“I don’t have time for Western chefs putting their mark on Thai food. It would be disrespectful for me to start changing and meddling with dishes that I’ve learned from people in Thailand. The reason you find some chefs moving things around — this is through a Western lens obviously — is that it’s actually easier to do Thai food like that. Getting ingredients that are available here is easier than flying ingredients in from Thailand or indeed growing them, as I do,” he adds.
In fact, Farrell was speaking to WWD Weekend from the train station. He had been to the greenhouse in the morning picking herbs for the restaurants. He also hired a head gardener to take care of plants and manage the harvest and shipment every day.
He adds that all plants are grown in a special jungle soil mix that aims to replicate as closely as possible that found in tropical Thailand.
“We’re much closer to the true taste of Thailand from these ingredients than a lot of ingredients that are flown in, especially the herbs. They lose their punch and fragrance on the long journey,” Farrell says.
Speedboat Bar, on the other hand, is set up as a late-night destination with an extensive drinks menu, a central bar, and a pool table, as well as Chinese food-inspired Thai classics cooked in the traditional way one sees in the streets of Bangkok’s Chinatown.
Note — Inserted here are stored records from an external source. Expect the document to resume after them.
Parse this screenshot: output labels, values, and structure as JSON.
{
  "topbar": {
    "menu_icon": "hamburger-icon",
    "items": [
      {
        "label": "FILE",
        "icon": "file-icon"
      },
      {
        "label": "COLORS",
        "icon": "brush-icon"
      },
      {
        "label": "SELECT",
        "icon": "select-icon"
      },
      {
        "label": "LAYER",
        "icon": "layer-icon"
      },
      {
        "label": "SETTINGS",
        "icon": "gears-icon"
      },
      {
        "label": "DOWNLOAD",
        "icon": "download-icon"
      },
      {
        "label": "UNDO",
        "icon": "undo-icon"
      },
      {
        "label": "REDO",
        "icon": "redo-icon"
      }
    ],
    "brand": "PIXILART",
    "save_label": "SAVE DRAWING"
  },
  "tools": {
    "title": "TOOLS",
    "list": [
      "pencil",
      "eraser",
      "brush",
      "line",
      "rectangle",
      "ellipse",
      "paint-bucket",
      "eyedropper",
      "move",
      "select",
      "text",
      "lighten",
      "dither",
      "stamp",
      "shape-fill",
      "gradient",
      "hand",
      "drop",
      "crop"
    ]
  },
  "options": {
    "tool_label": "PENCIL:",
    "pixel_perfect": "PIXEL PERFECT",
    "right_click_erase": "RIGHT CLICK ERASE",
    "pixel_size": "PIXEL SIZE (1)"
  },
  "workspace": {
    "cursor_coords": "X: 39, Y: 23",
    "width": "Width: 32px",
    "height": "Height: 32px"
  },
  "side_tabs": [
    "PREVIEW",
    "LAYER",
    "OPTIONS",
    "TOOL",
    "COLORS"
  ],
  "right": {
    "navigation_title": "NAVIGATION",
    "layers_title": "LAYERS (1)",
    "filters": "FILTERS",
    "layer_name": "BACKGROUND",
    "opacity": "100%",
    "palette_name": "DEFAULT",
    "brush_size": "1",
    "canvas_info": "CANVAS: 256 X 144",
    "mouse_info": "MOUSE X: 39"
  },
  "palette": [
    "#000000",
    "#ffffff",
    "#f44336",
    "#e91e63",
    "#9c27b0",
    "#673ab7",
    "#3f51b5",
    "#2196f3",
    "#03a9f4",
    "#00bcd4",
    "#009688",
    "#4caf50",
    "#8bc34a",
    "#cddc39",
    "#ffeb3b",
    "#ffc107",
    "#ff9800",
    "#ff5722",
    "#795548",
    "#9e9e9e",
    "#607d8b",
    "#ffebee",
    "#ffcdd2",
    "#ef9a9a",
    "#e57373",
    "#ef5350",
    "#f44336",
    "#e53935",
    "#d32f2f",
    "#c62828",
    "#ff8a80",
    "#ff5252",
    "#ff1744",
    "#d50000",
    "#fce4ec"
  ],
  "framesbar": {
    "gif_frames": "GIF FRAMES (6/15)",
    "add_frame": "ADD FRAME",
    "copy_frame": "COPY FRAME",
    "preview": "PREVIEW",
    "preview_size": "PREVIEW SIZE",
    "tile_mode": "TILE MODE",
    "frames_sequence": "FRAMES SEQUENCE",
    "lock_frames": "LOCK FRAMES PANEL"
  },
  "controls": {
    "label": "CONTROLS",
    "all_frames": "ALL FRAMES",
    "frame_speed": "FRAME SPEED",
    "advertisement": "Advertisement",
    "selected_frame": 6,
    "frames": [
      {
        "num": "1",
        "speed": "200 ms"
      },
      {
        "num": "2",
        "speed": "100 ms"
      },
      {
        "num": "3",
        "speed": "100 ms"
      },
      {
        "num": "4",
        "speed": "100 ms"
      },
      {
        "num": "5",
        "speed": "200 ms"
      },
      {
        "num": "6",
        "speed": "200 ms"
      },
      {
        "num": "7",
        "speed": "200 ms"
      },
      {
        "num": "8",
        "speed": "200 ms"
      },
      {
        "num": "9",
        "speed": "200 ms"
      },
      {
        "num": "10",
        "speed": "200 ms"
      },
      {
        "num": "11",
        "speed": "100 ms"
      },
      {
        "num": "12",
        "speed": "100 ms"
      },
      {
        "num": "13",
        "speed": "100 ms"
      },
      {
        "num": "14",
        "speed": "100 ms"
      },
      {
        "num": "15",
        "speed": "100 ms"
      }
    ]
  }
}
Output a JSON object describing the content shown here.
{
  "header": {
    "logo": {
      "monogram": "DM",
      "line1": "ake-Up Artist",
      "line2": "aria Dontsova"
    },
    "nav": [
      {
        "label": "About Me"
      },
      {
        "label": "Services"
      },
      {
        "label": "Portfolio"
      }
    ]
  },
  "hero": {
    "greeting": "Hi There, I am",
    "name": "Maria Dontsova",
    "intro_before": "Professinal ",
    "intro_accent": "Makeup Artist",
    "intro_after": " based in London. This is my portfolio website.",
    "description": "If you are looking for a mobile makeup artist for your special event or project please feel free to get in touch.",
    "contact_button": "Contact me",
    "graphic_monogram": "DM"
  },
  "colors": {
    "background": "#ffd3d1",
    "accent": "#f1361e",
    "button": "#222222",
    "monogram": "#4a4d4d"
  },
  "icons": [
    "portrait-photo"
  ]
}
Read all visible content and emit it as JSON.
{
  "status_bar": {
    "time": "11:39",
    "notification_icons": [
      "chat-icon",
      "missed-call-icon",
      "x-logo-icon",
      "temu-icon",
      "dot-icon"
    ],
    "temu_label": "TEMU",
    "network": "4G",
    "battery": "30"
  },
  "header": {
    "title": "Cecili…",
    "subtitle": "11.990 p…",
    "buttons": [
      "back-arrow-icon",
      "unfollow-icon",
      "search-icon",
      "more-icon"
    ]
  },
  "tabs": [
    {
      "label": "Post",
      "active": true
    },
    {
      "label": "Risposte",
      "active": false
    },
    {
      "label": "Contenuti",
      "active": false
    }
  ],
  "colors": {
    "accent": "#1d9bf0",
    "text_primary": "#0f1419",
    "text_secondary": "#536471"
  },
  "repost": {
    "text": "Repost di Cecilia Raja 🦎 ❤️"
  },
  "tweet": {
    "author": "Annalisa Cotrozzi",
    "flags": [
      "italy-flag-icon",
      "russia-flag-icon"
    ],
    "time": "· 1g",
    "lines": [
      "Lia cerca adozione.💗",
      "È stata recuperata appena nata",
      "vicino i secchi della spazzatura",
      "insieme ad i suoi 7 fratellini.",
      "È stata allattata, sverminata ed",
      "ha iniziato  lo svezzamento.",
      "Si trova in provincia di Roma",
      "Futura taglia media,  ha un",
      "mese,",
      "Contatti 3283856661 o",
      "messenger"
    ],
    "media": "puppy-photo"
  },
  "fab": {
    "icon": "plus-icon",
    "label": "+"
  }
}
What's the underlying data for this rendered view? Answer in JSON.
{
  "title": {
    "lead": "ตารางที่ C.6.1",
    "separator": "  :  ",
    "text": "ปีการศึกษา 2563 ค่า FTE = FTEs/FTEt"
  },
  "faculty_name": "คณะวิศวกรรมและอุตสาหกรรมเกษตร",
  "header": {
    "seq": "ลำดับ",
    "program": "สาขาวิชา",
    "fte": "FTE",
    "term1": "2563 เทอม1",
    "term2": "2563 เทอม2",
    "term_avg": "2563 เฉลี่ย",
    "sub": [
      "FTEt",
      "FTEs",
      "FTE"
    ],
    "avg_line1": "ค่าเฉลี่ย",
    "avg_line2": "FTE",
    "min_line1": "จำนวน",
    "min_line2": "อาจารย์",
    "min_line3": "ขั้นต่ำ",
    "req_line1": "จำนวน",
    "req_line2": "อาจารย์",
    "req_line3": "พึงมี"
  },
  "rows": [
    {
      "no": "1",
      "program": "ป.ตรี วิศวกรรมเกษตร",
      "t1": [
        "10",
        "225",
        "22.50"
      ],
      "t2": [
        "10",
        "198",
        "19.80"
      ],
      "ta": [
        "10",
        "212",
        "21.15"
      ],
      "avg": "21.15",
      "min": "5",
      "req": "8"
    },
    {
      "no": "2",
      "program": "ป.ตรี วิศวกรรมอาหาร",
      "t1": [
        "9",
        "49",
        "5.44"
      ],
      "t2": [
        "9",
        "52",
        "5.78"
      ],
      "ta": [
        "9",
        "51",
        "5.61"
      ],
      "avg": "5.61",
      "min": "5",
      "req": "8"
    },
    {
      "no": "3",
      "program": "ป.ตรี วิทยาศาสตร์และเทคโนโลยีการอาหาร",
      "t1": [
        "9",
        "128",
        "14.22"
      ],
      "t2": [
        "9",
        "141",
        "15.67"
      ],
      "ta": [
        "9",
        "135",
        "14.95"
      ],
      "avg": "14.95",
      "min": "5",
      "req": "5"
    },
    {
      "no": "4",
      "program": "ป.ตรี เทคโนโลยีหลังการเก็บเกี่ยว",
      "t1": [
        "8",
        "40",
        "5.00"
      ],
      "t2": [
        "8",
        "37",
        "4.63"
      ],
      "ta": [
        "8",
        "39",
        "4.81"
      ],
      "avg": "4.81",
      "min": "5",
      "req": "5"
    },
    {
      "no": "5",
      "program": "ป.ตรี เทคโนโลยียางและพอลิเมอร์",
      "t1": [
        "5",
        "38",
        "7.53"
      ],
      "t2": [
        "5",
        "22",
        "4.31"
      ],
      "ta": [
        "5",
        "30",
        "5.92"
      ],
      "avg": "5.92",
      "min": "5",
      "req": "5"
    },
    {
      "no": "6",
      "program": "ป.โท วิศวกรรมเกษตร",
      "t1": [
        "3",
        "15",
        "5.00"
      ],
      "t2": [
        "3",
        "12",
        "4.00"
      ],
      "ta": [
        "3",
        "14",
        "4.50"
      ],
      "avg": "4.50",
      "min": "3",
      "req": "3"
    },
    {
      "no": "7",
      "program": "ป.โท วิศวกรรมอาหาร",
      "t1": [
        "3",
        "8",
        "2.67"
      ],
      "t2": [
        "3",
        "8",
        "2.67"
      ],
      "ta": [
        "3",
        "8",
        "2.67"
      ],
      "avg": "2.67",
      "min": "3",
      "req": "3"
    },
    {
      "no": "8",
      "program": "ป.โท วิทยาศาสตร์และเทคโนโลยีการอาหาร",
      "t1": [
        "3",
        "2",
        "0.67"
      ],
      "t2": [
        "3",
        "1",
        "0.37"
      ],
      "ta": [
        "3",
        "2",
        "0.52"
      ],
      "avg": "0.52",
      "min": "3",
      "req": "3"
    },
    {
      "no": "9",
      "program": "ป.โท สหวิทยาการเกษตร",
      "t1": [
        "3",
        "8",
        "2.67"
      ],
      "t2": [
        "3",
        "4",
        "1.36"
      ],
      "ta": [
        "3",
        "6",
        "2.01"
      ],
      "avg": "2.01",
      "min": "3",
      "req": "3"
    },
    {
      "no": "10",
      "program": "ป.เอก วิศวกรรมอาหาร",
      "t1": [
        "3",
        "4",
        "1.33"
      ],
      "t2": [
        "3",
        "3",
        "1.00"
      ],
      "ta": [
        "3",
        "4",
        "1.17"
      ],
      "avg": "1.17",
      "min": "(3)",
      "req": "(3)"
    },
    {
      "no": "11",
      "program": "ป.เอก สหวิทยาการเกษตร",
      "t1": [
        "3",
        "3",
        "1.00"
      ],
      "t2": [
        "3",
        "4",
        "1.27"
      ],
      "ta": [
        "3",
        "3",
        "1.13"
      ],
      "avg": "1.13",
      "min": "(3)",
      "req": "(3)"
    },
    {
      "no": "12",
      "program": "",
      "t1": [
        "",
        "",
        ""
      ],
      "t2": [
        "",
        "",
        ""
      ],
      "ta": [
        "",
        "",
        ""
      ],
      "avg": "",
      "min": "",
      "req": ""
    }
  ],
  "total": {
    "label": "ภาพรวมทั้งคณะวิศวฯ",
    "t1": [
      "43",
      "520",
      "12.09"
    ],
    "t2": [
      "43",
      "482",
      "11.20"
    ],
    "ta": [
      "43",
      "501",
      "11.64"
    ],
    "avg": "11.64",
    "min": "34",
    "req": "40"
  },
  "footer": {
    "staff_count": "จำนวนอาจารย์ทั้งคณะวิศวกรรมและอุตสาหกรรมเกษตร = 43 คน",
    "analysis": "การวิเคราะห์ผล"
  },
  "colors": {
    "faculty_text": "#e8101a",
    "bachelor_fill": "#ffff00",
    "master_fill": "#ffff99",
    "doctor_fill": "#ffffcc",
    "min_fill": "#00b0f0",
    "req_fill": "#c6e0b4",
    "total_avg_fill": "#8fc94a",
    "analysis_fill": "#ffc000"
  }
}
One can find familiar dishes, such as sweetcorn and salted egg papaya salad; minced beef with holy basil, and drunkard’s seafood and beef noodles. The place also serves dishes that have less visibility outside of Thailand, such as tom yam mama noodles with squid, prawns, and thick slices of crispy pork belly, beef tongue and tendon curry, and soy-cured pork with chili and mint.
With the upsurge in authentic restaurants offering the cuisine, Luke believes that London now is the best place to have Thai food in Europe.
“I think we don’t have these hang-ups about our own cuisine that other countries may have. For a very long time the cuisine in the U.K. was pretty terrible, but there is a culture of experimenting with other cuisines and people are addicted to chili,” he says. “And if you go to places like France, Italy or Spain, where some restaurants have existed for over 100 years with very strong culinary traditions, bringing in something else to other countries is not as favored.”